New Ohio Hosts is our rigorously curated hosting program, providing discount theatre space to select companies who share our commitment to innovative theatre.

Producing slots are typically 3-5 weeks long, exclusive use. Rental of the Ohio Theatre includes our lighting, sound, and soft goods inventory, as well as marketing support and use of our box office ticketing account.

The season is curated by the New Ohio’s artistic and producing staff. You can help your application by making us familiar with your work year round. In keeping with our artistic mission, priorities (and discounted rates) are given to not-for-profit companies.

If you are interested in producing at the New Ohio Theatre, please submit a short, simple description/history of:

  • the producing company (or individual artists)
  • the project
  • the dates of interest


Archive Building

Filling the entire block bounded by Barrow, Greenwich, Washington, and Christopher Streets, the Archive Building sits on an irregularly shaped lot more than an acre in size. Construction began in 1892 and was completed in 1899. The massive building reflected the Far West Village’s transition from earlier light residential use to a more commercial and industrial character that would remain for much of the twentieth century.

The building, originally termed the U.S. Appraisers’ Warehouse, was used by the U.S. Customs Service to assess the tariffs on goods arriving in New York via ship. After the Federal income tax was instituted in 1913, revenue generated by import tariffs was no longer a crucial component of the Federal budget and by the 1930s the building was reconfigured into office space for the National Archives, a post office, and other Federal agencies.

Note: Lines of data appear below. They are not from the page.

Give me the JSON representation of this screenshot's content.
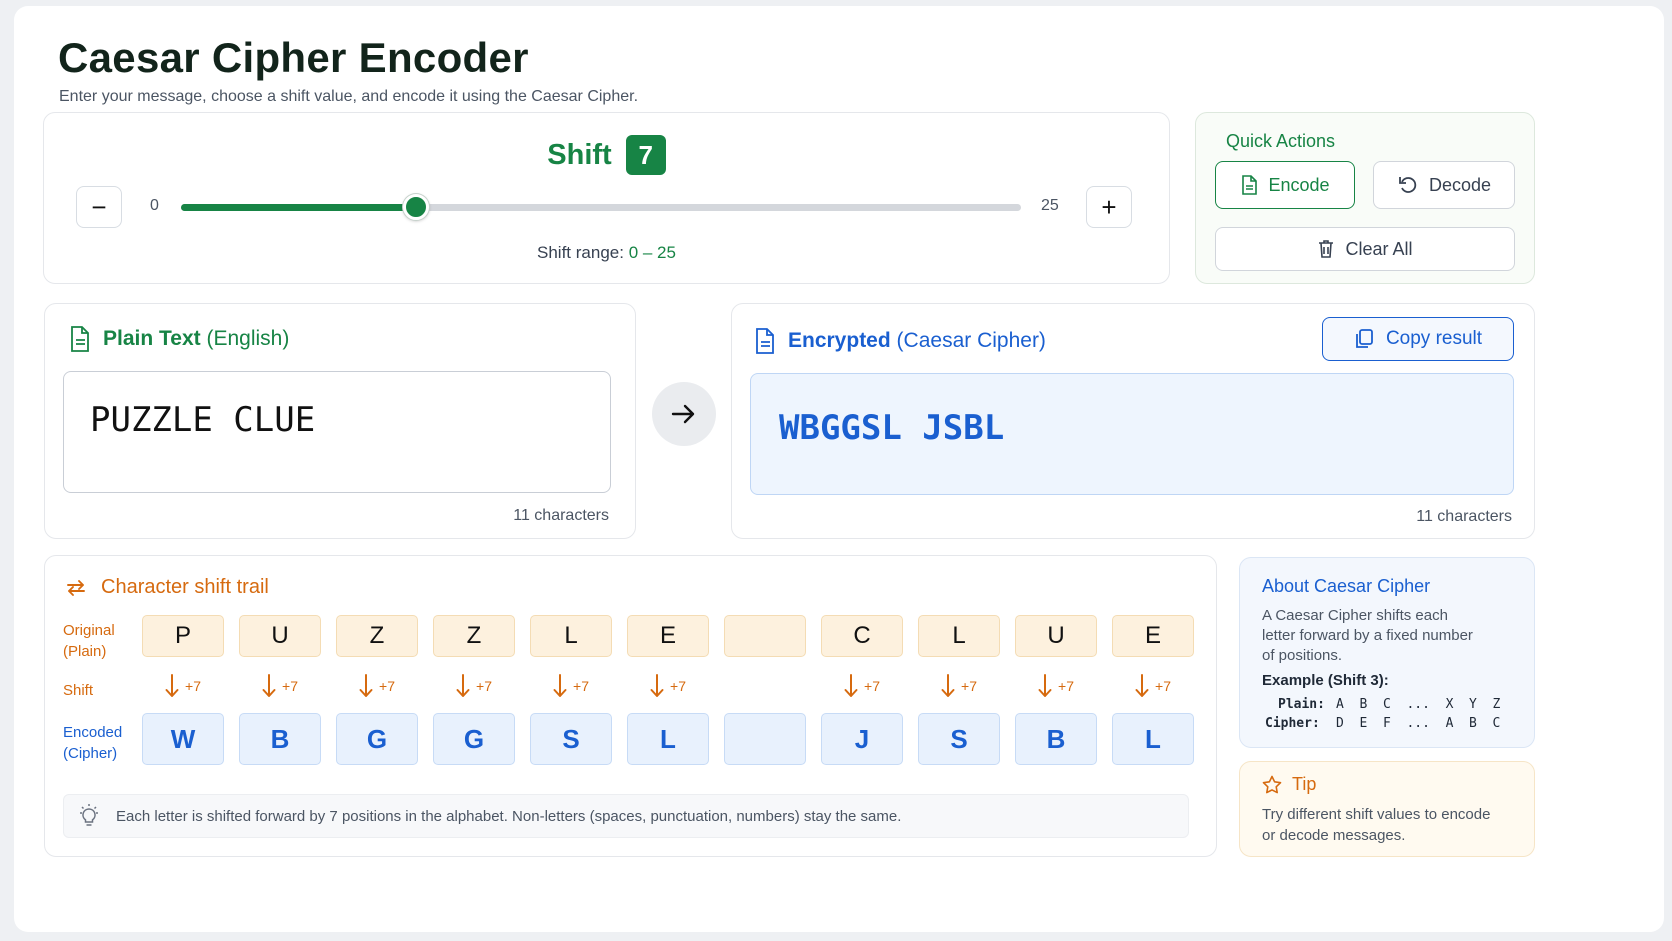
{
  "app": {
    "title": "Caesar Cipher Encoder",
    "subtitle": "Enter your message, choose a shift value, and encode it using the Caesar Cipher."
  },
  "shift": {
    "label": "Shift",
    "value": "7",
    "value_num": 7,
    "min": "0",
    "max": "25",
    "min_num": 0,
    "max_num": 25,
    "minus_glyph": "−",
    "plus_glyph": "+",
    "range_note_prefix": "Shift range:",
    "range_note_value": "0 – 25"
  },
  "quick_actions": {
    "title": "Quick Actions",
    "encode": "Encode",
    "decode": "Decode",
    "clear": "Clear All"
  },
  "plain": {
    "title": "Plain Text",
    "title_suffix": "(English)",
    "value": "PUZZLE CLUE",
    "count": "11 characters"
  },
  "encrypted": {
    "title": "Encrypted",
    "title_suffix": "(Caesar Cipher)",
    "value": "WBGGSL JSBL",
    "count": "11 characters",
    "copy": "Copy result"
  },
  "trail": {
    "title": "Character shift trail",
    "label_original_1": "Original",
    "label_original_2": "(Plain)",
    "label_shift": "Shift",
    "label_encoded_1": "Encoded",
    "label_encoded_2": "(Cipher)",
    "original": [
      "P",
      "U",
      "Z",
      "Z",
      "L",
      "E",
      "",
      "C",
      "L",
      "U",
      "E"
    ],
    "encoded": [
      "W",
      "B",
      "G",
      "G",
      "S",
      "L",
      "",
      "J",
      "S",
      "B",
      "L"
    ],
    "shift_tag": "+7",
    "note": "Each letter is shifted forward by 7 positions in the alphabet. Non-letters (spaces, punctuation, numbers) stay the same."
  },
  "about": {
    "title": "About Caesar Cipher",
    "body": "A Caesar Cipher shifts each letter forward by a fixed number of positions.",
    "example_title": "Example (Shift 3):",
    "plain_label": "Plain:",
    "plain_row": "A  B  C  ...  X  Y  Z",
    "cipher_label": "Cipher:",
    "cipher_row": "D  E  F  ...  A  B  C"
  },
  "tip": {
    "title": "Tip",
    "body": "Try different shift values to encode or decode messages."
  },
  "colors": {
    "green": "#178445",
    "blue": "#1a5fd0",
    "orange": "#d66a0f"
  }
}
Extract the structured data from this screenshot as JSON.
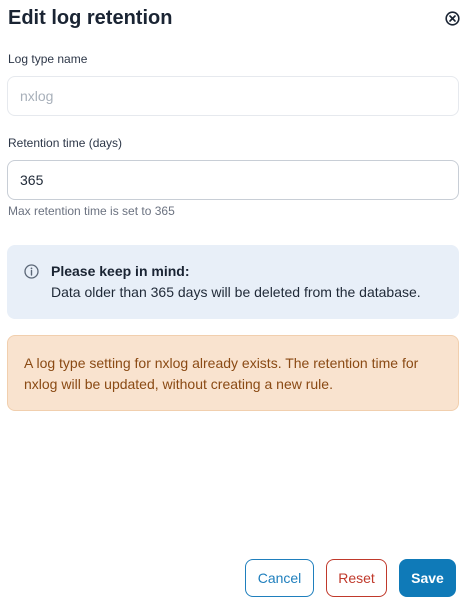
{
  "dialog": {
    "title": "Edit log retention",
    "close_icon": "close-circle-icon"
  },
  "form": {
    "log_type": {
      "label": "Log type name",
      "value": "nxlog"
    },
    "retention": {
      "label": "Retention time (days)",
      "value": "365",
      "helper": "Max retention time is set to 365"
    }
  },
  "info_notice": {
    "icon": "info-icon",
    "title": "Please keep in mind:",
    "text": "Data older than 365 days will be deleted from the database."
  },
  "warning_notice": {
    "text": "A log type setting for nxlog already exists. The retention time for nxlog will be updated, without creating a new rule."
  },
  "actions": {
    "cancel_label": "Cancel",
    "reset_label": "Reset",
    "save_label": "Save"
  },
  "colors": {
    "primary": "#0f7ab8",
    "danger": "#c0392b",
    "info_bg": "#e8eff8",
    "warning_bg": "#f9e3cf",
    "warning_text": "#8a4a14"
  }
}
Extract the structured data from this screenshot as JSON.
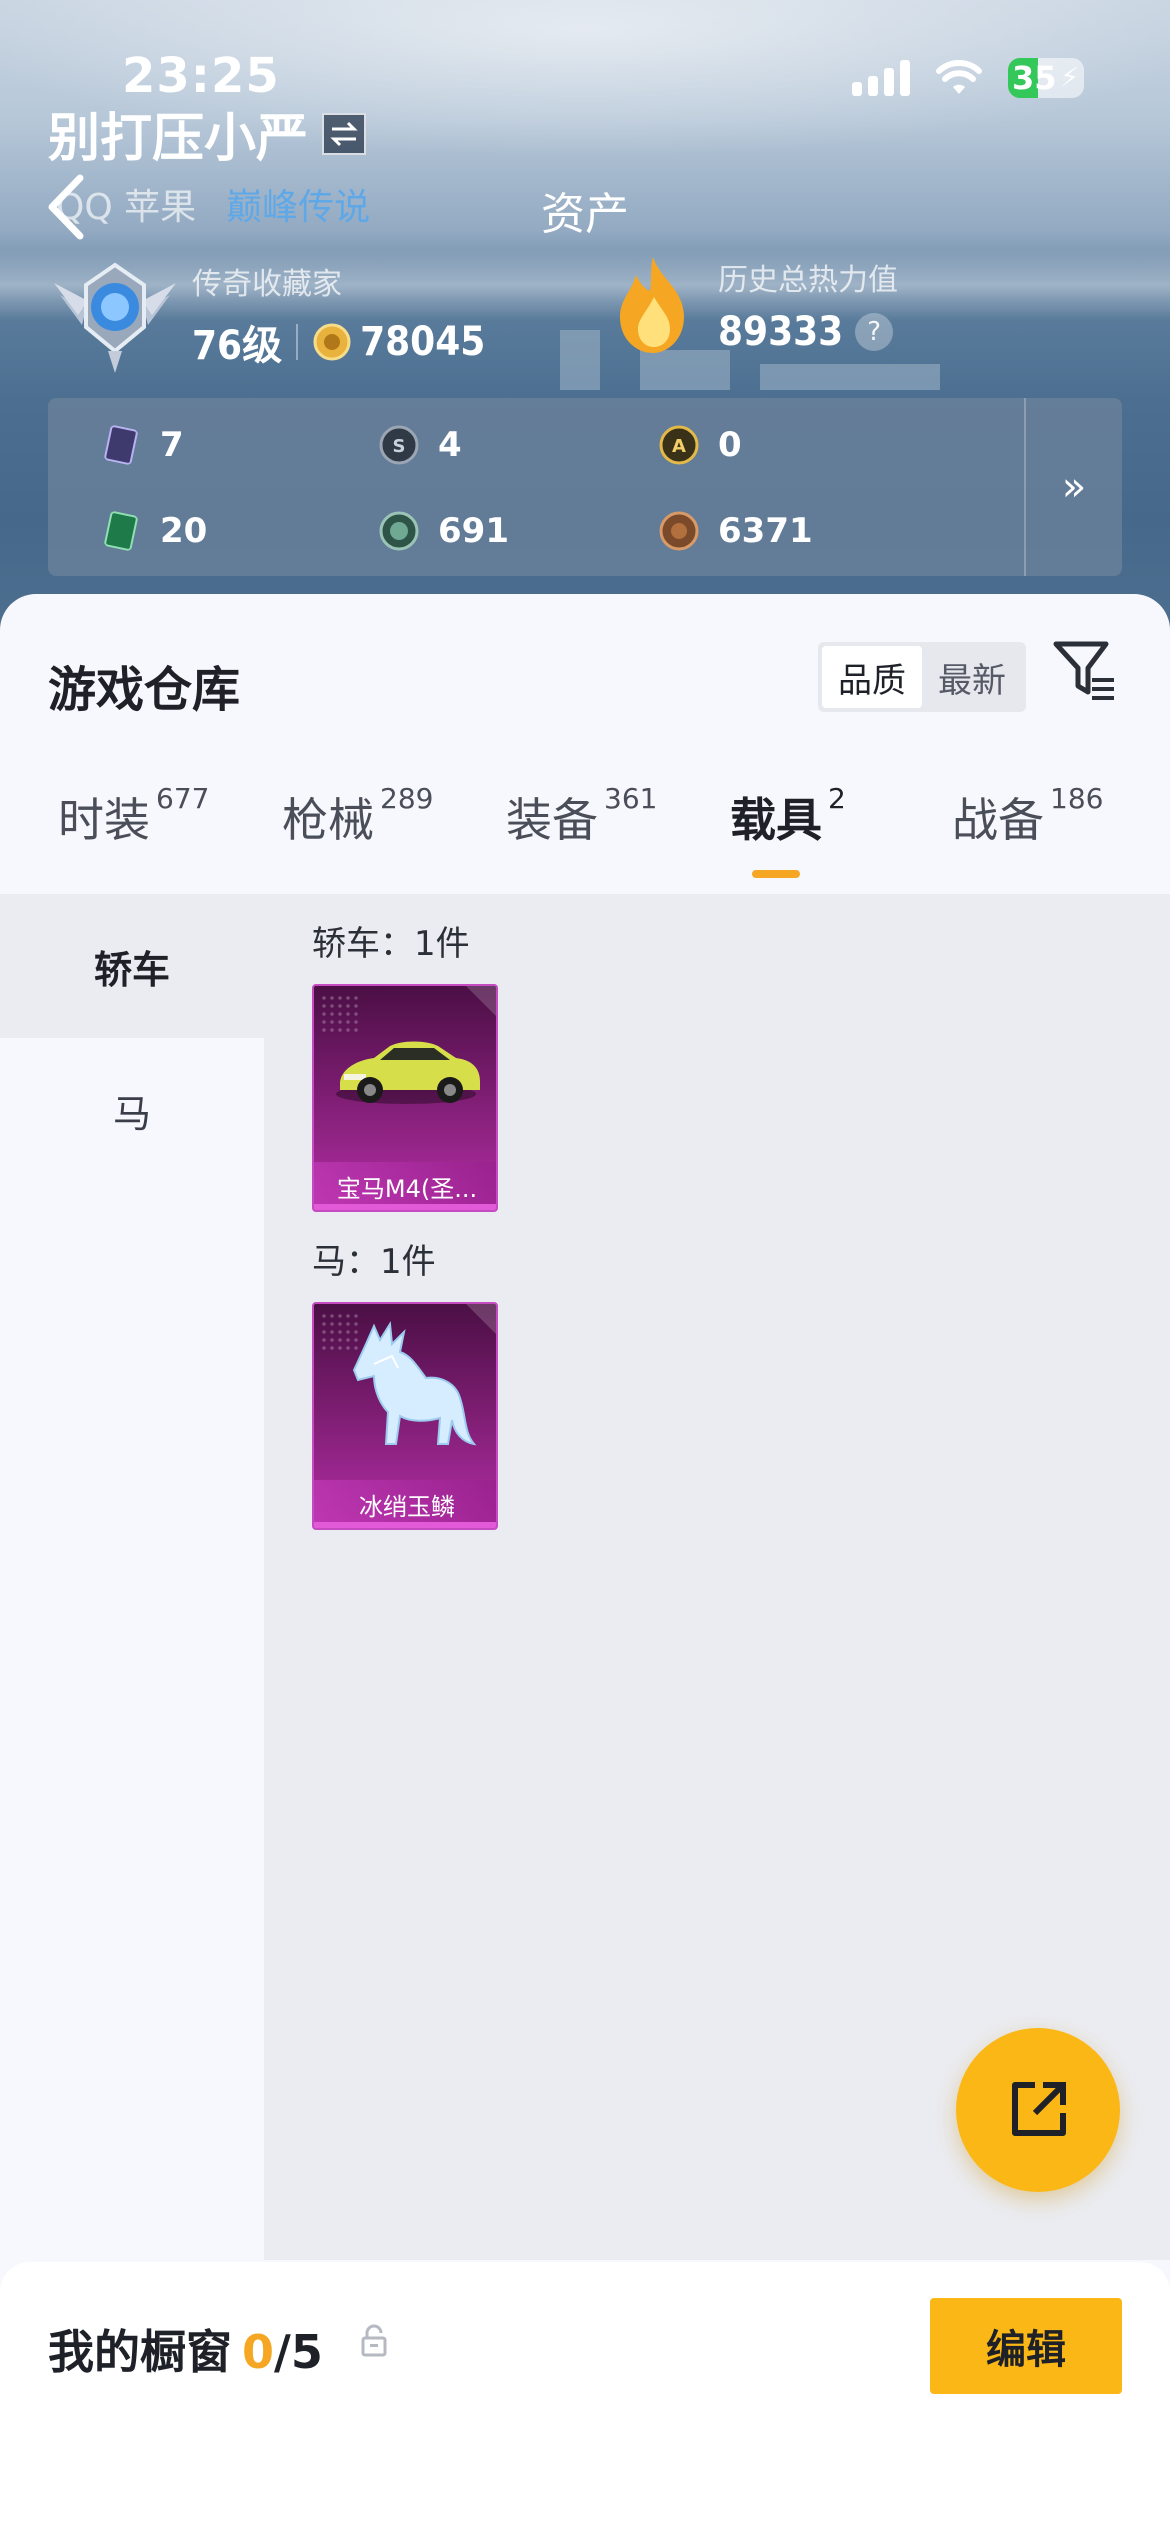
{
  "status_bar": {
    "time": "23:25",
    "battery": "35"
  },
  "nav": {
    "title": "资产"
  },
  "profile": {
    "username": "别打压小严",
    "platform": "QQ 苹果",
    "tag": "巅峰传说"
  },
  "collector": {
    "title": "传奇收藏家",
    "level": "76级",
    "coins": "78045"
  },
  "heat": {
    "label": "历史总热力值",
    "value": "89333",
    "help": "?"
  },
  "stats": [
    {
      "icon": "card-icon",
      "value": "7",
      "color": "#3e3a6e"
    },
    {
      "icon": "s-badge-icon",
      "value": "4",
      "color": "#2f3a46"
    },
    {
      "icon": "a-badge-icon",
      "value": "0",
      "color": "#6b5a16"
    },
    {
      "icon": "green-card-icon",
      "value": "20",
      "color": "#1f7a4a"
    },
    {
      "icon": "gem-icon",
      "value": "691",
      "color": "#2e5448"
    },
    {
      "icon": "bronze-coin-icon",
      "value": "6371",
      "color": "#7a4a2a"
    }
  ],
  "stats_more": "»",
  "warehouse": {
    "title": "游戏仓库",
    "sort_options": [
      "品质",
      "最新"
    ],
    "active_sort": "品质"
  },
  "tabs": [
    {
      "label": "时装",
      "count": "677"
    },
    {
      "label": "枪械",
      "count": "289"
    },
    {
      "label": "装备",
      "count": "361"
    },
    {
      "label": "载具",
      "count": "2"
    },
    {
      "label": "战备",
      "count": "186"
    }
  ],
  "active_tab": "载具",
  "categories": [
    "轿车",
    "马"
  ],
  "active_category": "轿车",
  "groups": [
    {
      "header": "轿车：1件",
      "items": [
        {
          "name": "宝马M4(圣...",
          "kind": "car"
        }
      ]
    },
    {
      "header": "马：1件",
      "items": [
        {
          "name": "冰绡玉鳞",
          "kind": "horse"
        }
      ]
    }
  ],
  "showcase": {
    "label": "我的橱窗",
    "current": "0",
    "total": "/5",
    "edit": "编辑"
  },
  "colors": {
    "accent": "#fbb715",
    "tab_underline": "#f5a623",
    "card_purple": "#b22fa4"
  }
}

In 1973, the Archive Building was recognized by the State and National Register of Historic Places, but by 1976 the federal government deemed the building to be government surplus property and its future was in jeopardy. However a deal was successfully arranged to preserve the structure by transferring ownership to the New York State Urban Development Corporation. The UDC in turn leased the property to Rockrose Properties for residential conversion. The renovation of the current Archive Building was completed in 1988. It was one of the earlier examples of preservation by commercial conversion into residences in the city.